What are happening in Syria are clearly crimes against humanity. Whatever legitimacy the Assad regime had retained has been exhausted with his terror campaign against the Syrian people.
Let's not mince words as to what he is doing; it is genocide; something clearly stated as unacceptable in the U.N. Charter. It is not some sanitized "collateral damage", that misnomer used when innocent people are killed as a result of some military action.
Where is the line in the sand that the U.N., the Arab League and people of conscience demand Assad's crackdown against the Syrian people end or intervention will result?
The Syrian people up to this point have been on their own as the world meekly watches and dithers.
Syria is not Egypt or Tunisia with the armies of these countries made of conscripts of the people.
Assad's army and security forces are made up mostly of Alawites like himself, a minority Shiite sect while the majority of Syrian people are Sunni.
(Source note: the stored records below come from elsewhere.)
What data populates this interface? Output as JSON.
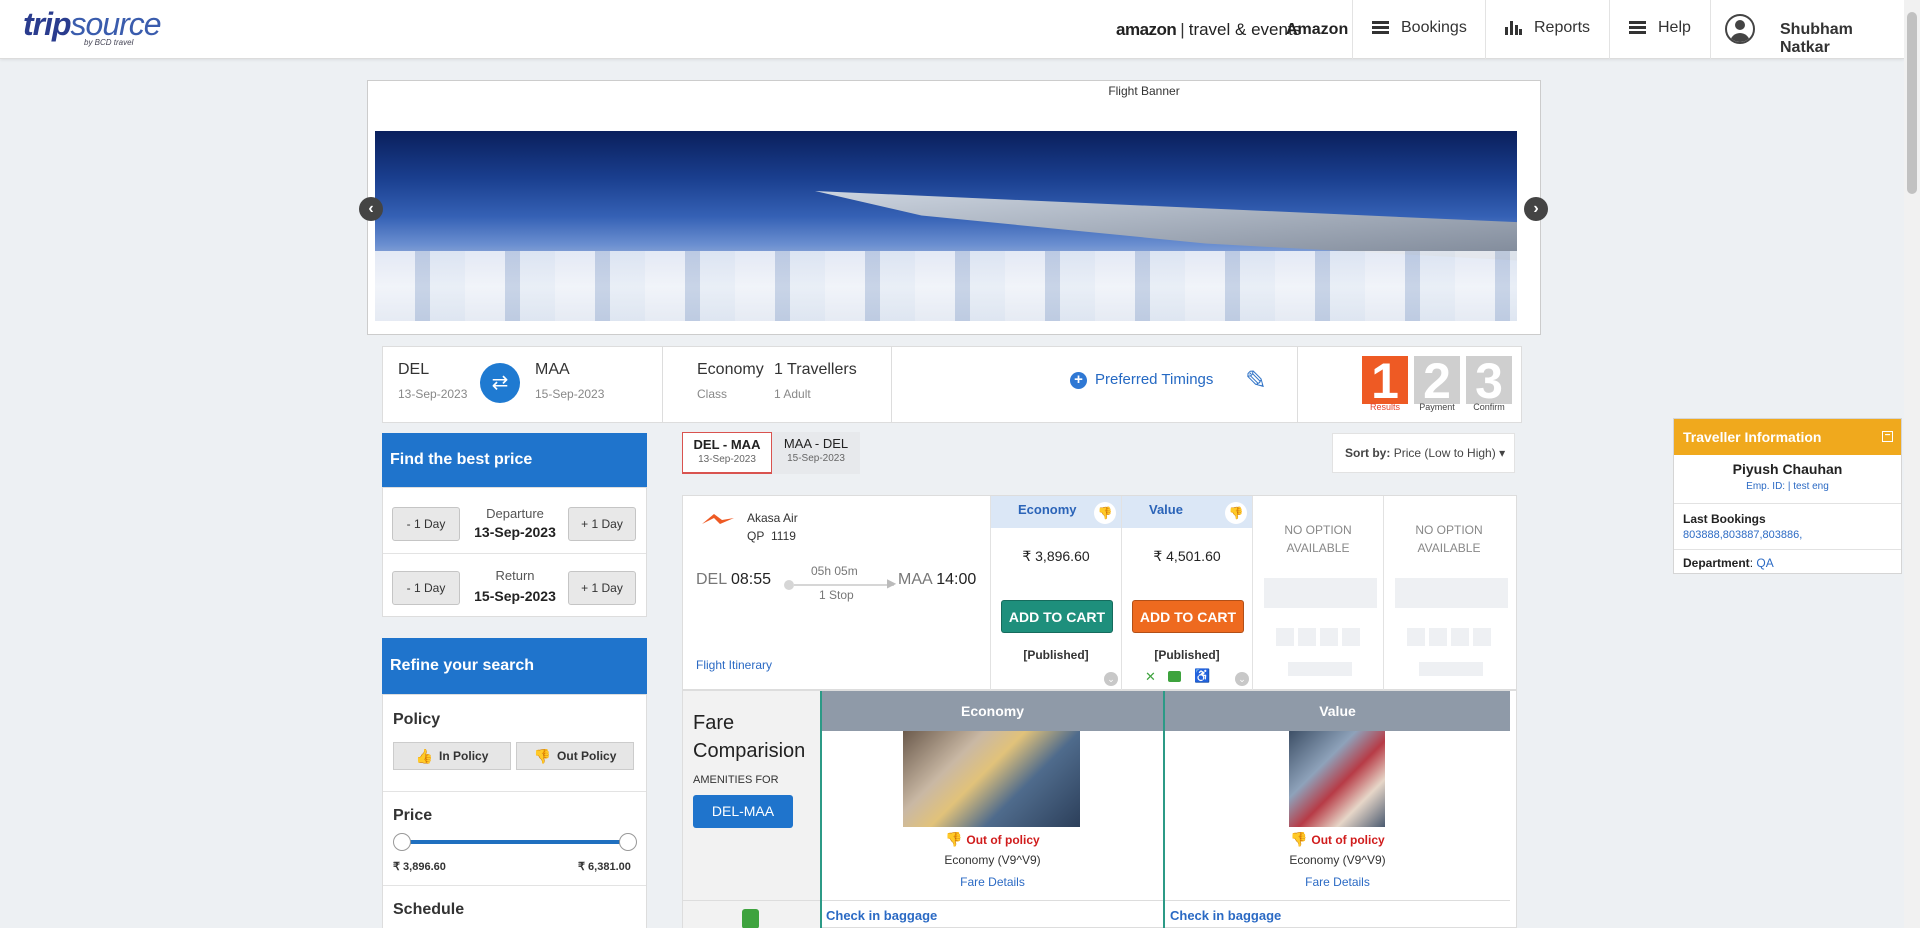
{
  "header": {
    "logo_text": "tripsource",
    "logo_sub": "by BCD travel",
    "amazon_brand": "amazon",
    "amazon_tagline": "travel & events",
    "company": "Amazon",
    "nav": [
      {
        "label": "Bookings",
        "icon": "hamburger-icon"
      },
      {
        "label": "Reports",
        "icon": "bar-chart-icon"
      },
      {
        "label": "Help",
        "icon": "hamburger-icon"
      }
    ],
    "user_name": "Shubham Natkar"
  },
  "banner": {
    "title": "Flight Banner"
  },
  "search_summary": {
    "origin": "DEL",
    "origin_date": "13-Sep-2023",
    "destination": "MAA",
    "destination_date": "15-Sep-2023",
    "class_value": "Economy",
    "class_label": "Class",
    "travellers_value": "1 Travellers",
    "travellers_label": "1 Adult",
    "preferred_timings": "Preferred Timings",
    "steps": [
      {
        "num": "1",
        "label": "Results",
        "active": true
      },
      {
        "num": "2",
        "label": "Payment",
        "active": false
      },
      {
        "num": "3",
        "label": "Confirm",
        "active": false
      }
    ]
  },
  "best_price": {
    "title": "Find the best price",
    "minus_day": "- 1 Day",
    "plus_day": "+ 1 Day",
    "departure_label": "Departure",
    "departure_date": "13-Sep-2023",
    "return_label": "Return",
    "return_date": "15-Sep-2023"
  },
  "refine": {
    "title": "Refine your search",
    "policy_title": "Policy",
    "in_policy": "In Policy",
    "out_policy": "Out Policy",
    "price_title": "Price",
    "price_min": "₹ 3,896.60",
    "price_max": "₹ 6,381.00",
    "schedule_title": "Schedule"
  },
  "route_tabs": [
    {
      "route": "DEL  -  MAA",
      "date": "13-Sep-2023",
      "active": true
    },
    {
      "route": "MAA  -  DEL",
      "date": "15-Sep-2023",
      "active": false
    }
  ],
  "sort": {
    "label": "Sort by:",
    "value": "Price (Low to High)"
  },
  "flight": {
    "airline": "Akasa Air",
    "flight_code": "QP",
    "flight_number": "1119",
    "from": "DEL",
    "dep_time": "08:55",
    "to": "MAA",
    "arr_time": "14:00",
    "duration": "05h 05m",
    "stops": "1 Stop",
    "itinerary_link": "Flight Itinerary",
    "fares": [
      {
        "name": "Economy",
        "price": "₹ 3,896.60",
        "button": "ADD TO CART",
        "tag": "[Published]",
        "color": "#1e8f7c"
      },
      {
        "name": "Value",
        "price": "₹ 4,501.60",
        "button": "ADD TO CART",
        "tag": "[Published]",
        "color": "#ee6a1f"
      }
    ],
    "no_option": "NO OPTION AVAILABLE"
  },
  "fare_comparison": {
    "title": "Fare Comparision",
    "amenities_label": "AMENITIES FOR",
    "route_btn": "DEL-MAA",
    "columns": [
      {
        "name": "Economy",
        "policy": "Out of policy",
        "fare_class": "Economy (V9^V9)",
        "details": "Fare Details",
        "baggage": "Check in baggage"
      },
      {
        "name": "Value",
        "policy": "Out of policy",
        "fare_class": "Economy (V9^V9)",
        "details": "Fare Details",
        "baggage": "Check in baggage"
      }
    ]
  },
  "traveller_info": {
    "title": "Traveller Information",
    "name": "Piyush Chauhan",
    "emp": "Emp. ID: | test eng",
    "last_bookings_label": "Last Bookings",
    "last_bookings": "803888,803887,803886,",
    "department_label": "Department",
    "department": "QA"
  },
  "colors": {
    "primary": "#1f74cc",
    "orange": "#f0a91d",
    "teal": "#1e8f7c",
    "cart_orange": "#ee6a1f",
    "step_active": "#ee5a24"
  }
}
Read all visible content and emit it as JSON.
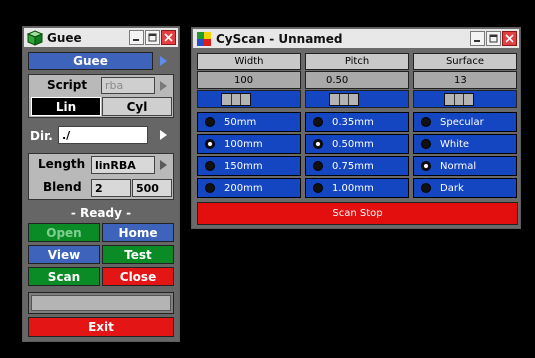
{
  "guee": {
    "title": "Guee",
    "header_button": "Guee",
    "script_label": "Script",
    "script_value": "rba",
    "lin_label": "Lin",
    "cyl_label": "Cyl",
    "dir_label": "Dir.",
    "dir_value": "./",
    "length_label": "Length",
    "length_value": "linRBA",
    "blend_label": "Blend",
    "blend_value_1": "2",
    "blend_value_2": "500",
    "status": "- Ready -",
    "open_label": "Open",
    "home_label": "Home",
    "view_label": "View",
    "test_label": "Test",
    "scan_label": "Scan",
    "close_label": "Close",
    "progress_value": 0,
    "exit_label": "Exit"
  },
  "cyscan": {
    "title": "CyScan - Unnamed",
    "columns": [
      {
        "header": "Width",
        "value": "100",
        "slider_fraction": 0.3,
        "options": [
          "50mm",
          "100mm",
          "150mm",
          "200mm"
        ],
        "selected_index": 1
      },
      {
        "header": "Pitch",
        "value": "0.50",
        "slider_fraction": 0.3,
        "options": [
          "0.35mm",
          "0.50mm",
          "0.75mm",
          "1.00mm"
        ],
        "selected_index": 1
      },
      {
        "header": "Surface",
        "value": "13",
        "slider_fraction": 0.4,
        "options": [
          "Specular",
          "White",
          "Normal",
          "Dark"
        ],
        "selected_index": 2
      }
    ],
    "scan_stop_label": "Scan Stop"
  },
  "colors": {
    "blue": "#3e63ba",
    "green": "#0b8b26",
    "red": "#e31515",
    "radio_blue": "#1446c2"
  }
}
This sectarian divide contributes significantly to Assad's brutality against a majority he and his forces have little connection.
Though there have been some minor military defections, even the gunning down of those men who refuse to fire against demonstrators, there seems little likelihood of Syrian generals turning against Assad.
So though the Syrian rebellion is indigenous to the people and connects with the people's rebellion in other Arab countries against their own authoritarian regimes, it is uniquely Syrian.
There are those who believe any outside interference into a country's internal civil affairs is unjustified and illegal and is merely a cloak for imperialist designs.
To this observer, one doubts the Syrian people would look at outside intervention by the world against the Assad regime and his removal as the latest form of colonialism. They would embrace it.